Interface dataset entries:
━━━━━━

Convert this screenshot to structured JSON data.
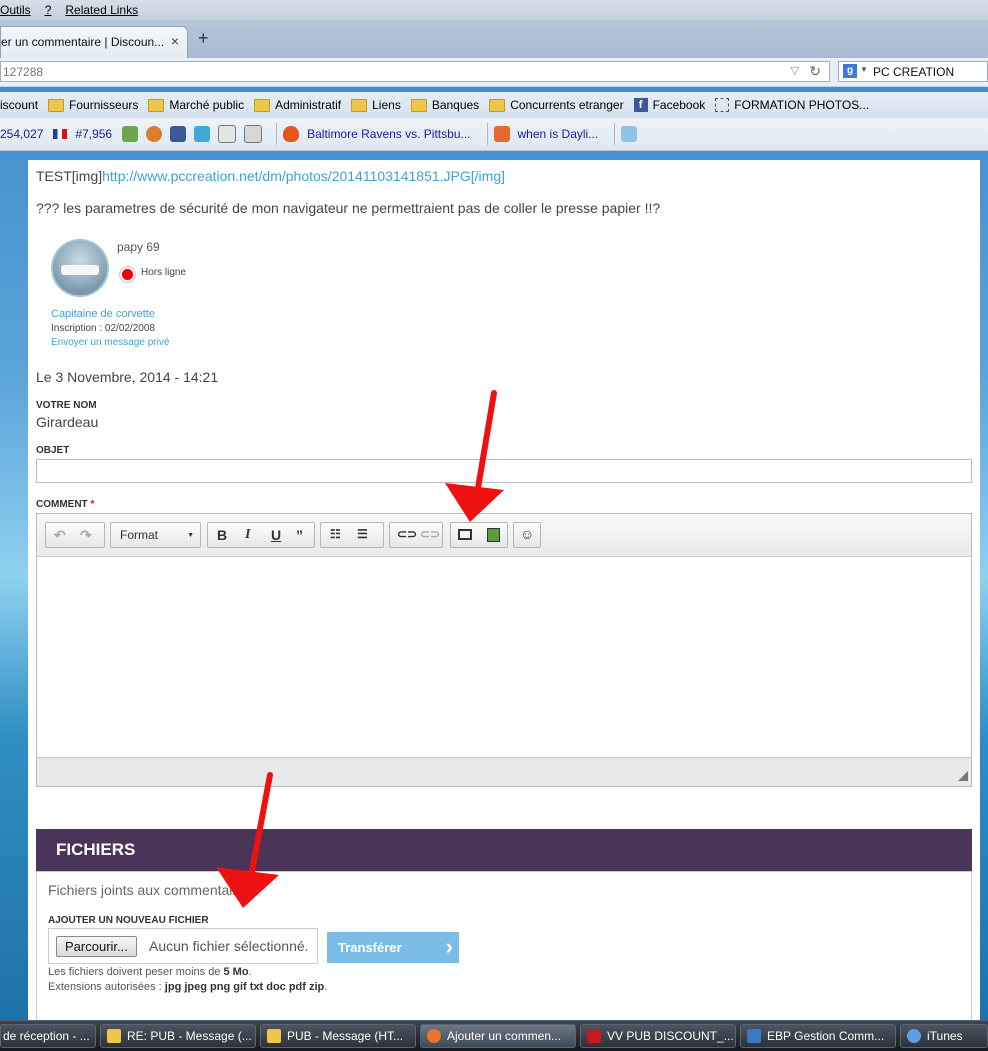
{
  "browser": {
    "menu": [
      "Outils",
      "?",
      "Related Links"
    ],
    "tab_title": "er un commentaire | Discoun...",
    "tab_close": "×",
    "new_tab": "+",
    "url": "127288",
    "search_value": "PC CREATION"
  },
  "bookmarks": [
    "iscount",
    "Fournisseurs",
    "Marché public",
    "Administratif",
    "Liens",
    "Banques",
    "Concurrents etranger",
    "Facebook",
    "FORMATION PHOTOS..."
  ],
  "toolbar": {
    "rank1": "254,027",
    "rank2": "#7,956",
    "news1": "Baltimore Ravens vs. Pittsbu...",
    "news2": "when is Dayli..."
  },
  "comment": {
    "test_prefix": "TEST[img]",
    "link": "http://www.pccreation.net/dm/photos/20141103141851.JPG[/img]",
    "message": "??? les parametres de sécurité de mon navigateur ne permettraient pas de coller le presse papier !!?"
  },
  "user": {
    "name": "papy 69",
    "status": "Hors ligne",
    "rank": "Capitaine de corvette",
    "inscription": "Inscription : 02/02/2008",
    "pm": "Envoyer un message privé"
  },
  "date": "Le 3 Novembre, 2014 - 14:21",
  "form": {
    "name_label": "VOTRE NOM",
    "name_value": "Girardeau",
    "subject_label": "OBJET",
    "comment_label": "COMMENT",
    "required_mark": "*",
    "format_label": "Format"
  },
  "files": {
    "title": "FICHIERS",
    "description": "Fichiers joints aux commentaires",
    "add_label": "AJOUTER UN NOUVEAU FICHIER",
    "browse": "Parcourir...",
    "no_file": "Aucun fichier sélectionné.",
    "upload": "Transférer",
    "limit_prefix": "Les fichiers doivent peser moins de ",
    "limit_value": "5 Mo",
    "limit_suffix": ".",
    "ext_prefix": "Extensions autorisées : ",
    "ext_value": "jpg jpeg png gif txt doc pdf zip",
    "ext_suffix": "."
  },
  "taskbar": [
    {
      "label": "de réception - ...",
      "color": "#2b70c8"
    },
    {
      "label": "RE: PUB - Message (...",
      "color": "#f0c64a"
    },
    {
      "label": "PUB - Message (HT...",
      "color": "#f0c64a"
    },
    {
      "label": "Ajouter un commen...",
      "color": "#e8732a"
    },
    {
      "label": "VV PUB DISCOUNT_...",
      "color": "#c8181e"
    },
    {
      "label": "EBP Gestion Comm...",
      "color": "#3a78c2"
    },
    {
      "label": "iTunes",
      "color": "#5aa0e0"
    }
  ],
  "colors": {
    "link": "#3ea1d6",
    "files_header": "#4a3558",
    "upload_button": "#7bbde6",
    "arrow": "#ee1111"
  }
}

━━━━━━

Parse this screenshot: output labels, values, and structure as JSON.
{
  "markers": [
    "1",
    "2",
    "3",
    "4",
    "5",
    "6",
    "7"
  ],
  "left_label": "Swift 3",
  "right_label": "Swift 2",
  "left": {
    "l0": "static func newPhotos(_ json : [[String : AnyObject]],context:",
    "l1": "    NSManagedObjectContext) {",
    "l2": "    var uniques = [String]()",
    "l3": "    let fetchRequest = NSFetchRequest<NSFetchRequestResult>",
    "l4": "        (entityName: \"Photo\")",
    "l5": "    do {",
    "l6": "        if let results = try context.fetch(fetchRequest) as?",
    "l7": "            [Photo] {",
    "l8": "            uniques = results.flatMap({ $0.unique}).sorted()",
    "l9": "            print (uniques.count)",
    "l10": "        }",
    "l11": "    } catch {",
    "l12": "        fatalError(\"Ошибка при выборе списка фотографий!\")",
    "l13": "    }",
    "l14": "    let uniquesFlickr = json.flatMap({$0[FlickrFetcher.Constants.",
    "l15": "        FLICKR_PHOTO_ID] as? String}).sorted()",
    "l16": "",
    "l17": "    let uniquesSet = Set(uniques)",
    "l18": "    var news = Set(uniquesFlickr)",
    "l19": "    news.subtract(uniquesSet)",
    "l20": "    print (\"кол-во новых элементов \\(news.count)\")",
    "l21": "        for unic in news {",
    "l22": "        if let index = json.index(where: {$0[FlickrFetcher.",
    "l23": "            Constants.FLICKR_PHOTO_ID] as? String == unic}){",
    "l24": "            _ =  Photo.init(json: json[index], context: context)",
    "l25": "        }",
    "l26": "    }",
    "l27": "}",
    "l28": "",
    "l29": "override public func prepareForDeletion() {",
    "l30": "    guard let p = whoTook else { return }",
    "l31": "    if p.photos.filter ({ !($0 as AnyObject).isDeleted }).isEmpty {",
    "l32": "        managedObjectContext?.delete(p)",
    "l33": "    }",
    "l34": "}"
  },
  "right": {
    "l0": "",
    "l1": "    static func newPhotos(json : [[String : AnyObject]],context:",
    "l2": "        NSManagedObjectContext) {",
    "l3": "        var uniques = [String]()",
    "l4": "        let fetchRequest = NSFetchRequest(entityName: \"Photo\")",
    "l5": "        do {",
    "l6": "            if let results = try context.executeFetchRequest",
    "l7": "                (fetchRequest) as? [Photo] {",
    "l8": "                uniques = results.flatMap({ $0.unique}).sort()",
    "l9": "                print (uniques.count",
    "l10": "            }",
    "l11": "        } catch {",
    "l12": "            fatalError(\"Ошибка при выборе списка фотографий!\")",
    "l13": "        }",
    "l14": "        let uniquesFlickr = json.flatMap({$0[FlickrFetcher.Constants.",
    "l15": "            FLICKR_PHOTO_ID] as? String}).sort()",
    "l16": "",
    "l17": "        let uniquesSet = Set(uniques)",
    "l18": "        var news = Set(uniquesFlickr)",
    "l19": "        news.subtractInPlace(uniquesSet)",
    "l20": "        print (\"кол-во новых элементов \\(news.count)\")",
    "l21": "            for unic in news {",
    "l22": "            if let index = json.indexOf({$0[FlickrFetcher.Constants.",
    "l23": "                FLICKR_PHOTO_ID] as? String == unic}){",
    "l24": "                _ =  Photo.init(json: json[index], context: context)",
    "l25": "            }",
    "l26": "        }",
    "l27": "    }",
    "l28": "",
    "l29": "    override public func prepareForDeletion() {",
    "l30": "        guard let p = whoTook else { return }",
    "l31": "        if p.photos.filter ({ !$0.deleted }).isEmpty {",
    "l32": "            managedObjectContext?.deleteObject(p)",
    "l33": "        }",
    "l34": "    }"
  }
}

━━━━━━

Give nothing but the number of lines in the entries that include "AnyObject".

3